What to do
From the first line to the last, retype everything below exactly, minus the pictures.

Supplied records
<<<<

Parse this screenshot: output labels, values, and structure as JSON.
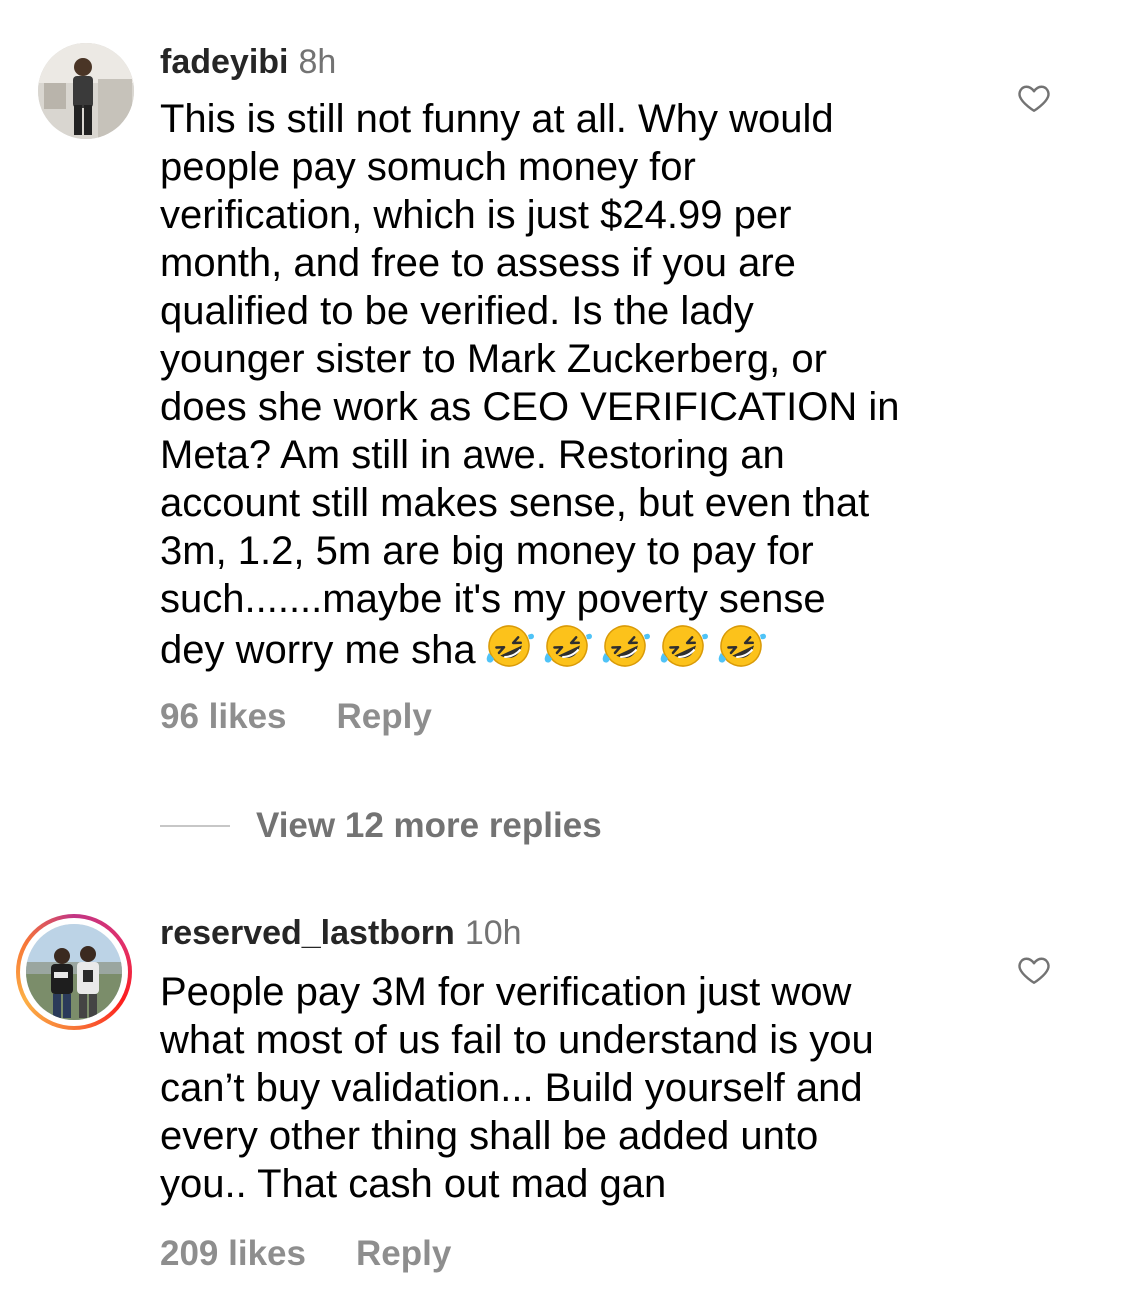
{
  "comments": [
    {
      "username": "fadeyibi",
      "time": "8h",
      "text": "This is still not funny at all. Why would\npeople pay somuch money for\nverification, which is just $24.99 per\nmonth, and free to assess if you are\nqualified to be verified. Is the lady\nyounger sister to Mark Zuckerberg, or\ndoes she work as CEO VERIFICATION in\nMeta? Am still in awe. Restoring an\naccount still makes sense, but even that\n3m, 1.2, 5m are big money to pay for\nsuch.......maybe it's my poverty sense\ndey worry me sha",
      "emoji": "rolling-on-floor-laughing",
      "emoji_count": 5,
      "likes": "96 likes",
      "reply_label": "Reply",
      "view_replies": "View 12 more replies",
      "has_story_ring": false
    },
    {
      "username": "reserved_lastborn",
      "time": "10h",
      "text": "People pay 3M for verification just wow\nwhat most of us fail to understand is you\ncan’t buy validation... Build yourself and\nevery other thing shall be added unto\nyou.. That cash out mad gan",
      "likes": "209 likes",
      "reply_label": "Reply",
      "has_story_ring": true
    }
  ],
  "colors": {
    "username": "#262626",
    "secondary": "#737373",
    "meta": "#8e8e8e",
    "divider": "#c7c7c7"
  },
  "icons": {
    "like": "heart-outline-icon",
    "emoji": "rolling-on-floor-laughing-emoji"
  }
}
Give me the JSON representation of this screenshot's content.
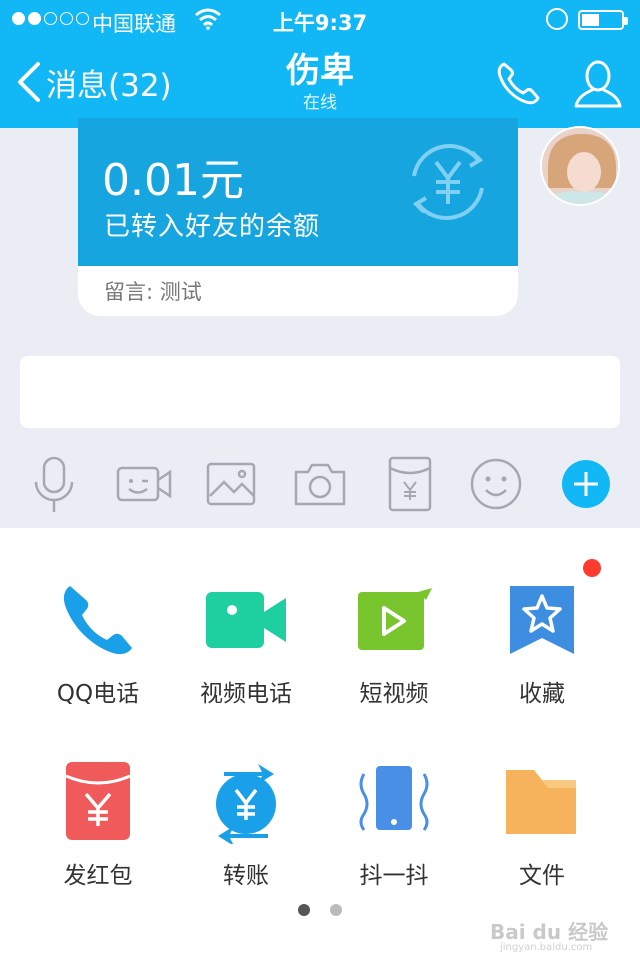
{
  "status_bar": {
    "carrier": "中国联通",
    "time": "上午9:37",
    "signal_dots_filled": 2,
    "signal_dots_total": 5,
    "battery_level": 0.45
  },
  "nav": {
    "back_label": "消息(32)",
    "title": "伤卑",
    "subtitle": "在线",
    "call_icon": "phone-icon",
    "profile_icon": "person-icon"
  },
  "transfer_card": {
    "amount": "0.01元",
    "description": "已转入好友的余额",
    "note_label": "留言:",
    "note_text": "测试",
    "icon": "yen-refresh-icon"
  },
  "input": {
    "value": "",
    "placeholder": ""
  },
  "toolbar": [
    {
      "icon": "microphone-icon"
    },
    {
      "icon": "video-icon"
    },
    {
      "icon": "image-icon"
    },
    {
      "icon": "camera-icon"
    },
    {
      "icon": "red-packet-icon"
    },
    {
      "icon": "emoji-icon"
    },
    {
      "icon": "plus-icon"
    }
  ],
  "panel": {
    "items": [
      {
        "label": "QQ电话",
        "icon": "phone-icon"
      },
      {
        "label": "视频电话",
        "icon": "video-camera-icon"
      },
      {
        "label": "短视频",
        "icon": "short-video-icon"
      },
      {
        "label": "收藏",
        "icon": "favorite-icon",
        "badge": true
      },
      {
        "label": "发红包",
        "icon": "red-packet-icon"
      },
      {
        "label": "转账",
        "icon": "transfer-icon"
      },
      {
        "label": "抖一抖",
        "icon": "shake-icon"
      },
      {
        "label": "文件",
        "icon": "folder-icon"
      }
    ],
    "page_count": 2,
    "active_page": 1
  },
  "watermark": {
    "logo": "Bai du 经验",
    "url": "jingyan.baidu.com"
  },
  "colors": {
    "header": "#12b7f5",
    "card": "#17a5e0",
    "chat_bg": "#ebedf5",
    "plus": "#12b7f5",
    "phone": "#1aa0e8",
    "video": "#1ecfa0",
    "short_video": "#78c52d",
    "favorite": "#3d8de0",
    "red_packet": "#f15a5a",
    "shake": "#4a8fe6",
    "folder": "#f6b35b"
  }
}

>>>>

Solved exercise
Parse this screenshot: output labels, values, and structure as JSON.
{
  "comments": [
    {
      "username": "fadeyibi",
      "time": "8h",
      "text": "This is still not funny at all. Why would\npeople pay somuch money for\nverification, which is just $24.99 per\nmonth, and free to assess if you are\nqualified to be verified. Is the lady\nyounger sister to Mark Zuckerberg, or\ndoes she work as CEO VERIFICATION in\nMeta? Am still in awe. Restoring an\naccount still makes sense, but even that\n3m, 1.2, 5m are big money to pay for\nsuch.......maybe it's my poverty sense\ndey worry me sha",
      "emoji": "rolling-on-floor-laughing",
      "emoji_count": 5,
      "likes": "96 likes",
      "reply_label": "Reply",
      "view_replies": "View 12 more replies",
      "has_story_ring": false
    },
    {
      "username": "reserved_lastborn",
      "time": "10h",
      "text": "People pay 3M for verification just wow\nwhat most of us fail to understand is you\ncan’t buy validation... Build yourself and\nevery other thing shall be added unto\nyou.. That cash out mad gan",
      "likes": "209 likes",
      "reply_label": "Reply",
      "has_story_ring": true
    }
  ],
  "colors": {
    "username": "#262626",
    "secondary": "#737373",
    "meta": "#8e8e8e",
    "divider": "#c7c7c7"
  },
  "icons": {
    "like": "heart-outline-icon",
    "emoji": "rolling-on-floor-laughing-emoji"
  }
}
Give me the JSON representation of this screenshot's content.
{
  "status_bar": {
    "carrier": "中国联通",
    "time": "上午9:37",
    "signal_dots_filled": 2,
    "signal_dots_total": 5,
    "battery_level": 0.45
  },
  "nav": {
    "back_label": "消息(32)",
    "title": "伤卑",
    "subtitle": "在线",
    "call_icon": "phone-icon",
    "profile_icon": "person-icon"
  },
  "transfer_card": {
    "amount": "0.01元",
    "description": "已转入好友的余额",
    "note_label": "留言:",
    "note_text": "测试",
    "icon": "yen-refresh-icon"
  },
  "input": {
    "value": "",
    "placeholder": ""
  },
  "toolbar": [
    {
      "icon": "microphone-icon"
    },
    {
      "icon": "video-icon"
    },
    {
      "icon": "image-icon"
    },
    {
      "icon": "camera-icon"
    },
    {
      "icon": "red-packet-icon"
    },
    {
      "icon": "emoji-icon"
    },
    {
      "icon": "plus-icon"
    }
  ],
  "panel": {
    "items": [
      {
        "label": "QQ电话",
        "icon": "phone-icon"
      },
      {
        "label": "视频电话",
        "icon": "video-camera-icon"
      },
      {
        "label": "短视频",
        "icon": "short-video-icon"
      },
      {
        "label": "收藏",
        "icon": "favorite-icon",
        "badge": true
      },
      {
        "label": "发红包",
        "icon": "red-packet-icon"
      },
      {
        "label": "转账",
        "icon": "transfer-icon"
      },
      {
        "label": "抖一抖",
        "icon": "shake-icon"
      },
      {
        "label": "文件",
        "icon": "folder-icon"
      }
    ],
    "page_count": 2,
    "active_page": 1
  },
  "watermark": {
    "logo": "Bai du 经验",
    "url": "jingyan.baidu.com"
  },
  "colors": {
    "header": "#12b7f5",
    "card": "#17a5e0",
    "chat_bg": "#ebedf5",
    "plus": "#12b7f5",
    "phone": "#1aa0e8",
    "video": "#1ecfa0",
    "short_video": "#78c52d",
    "favorite": "#3d8de0",
    "red_packet": "#f15a5a",
    "shake": "#4a8fe6",
    "folder": "#f6b35b"
  }
}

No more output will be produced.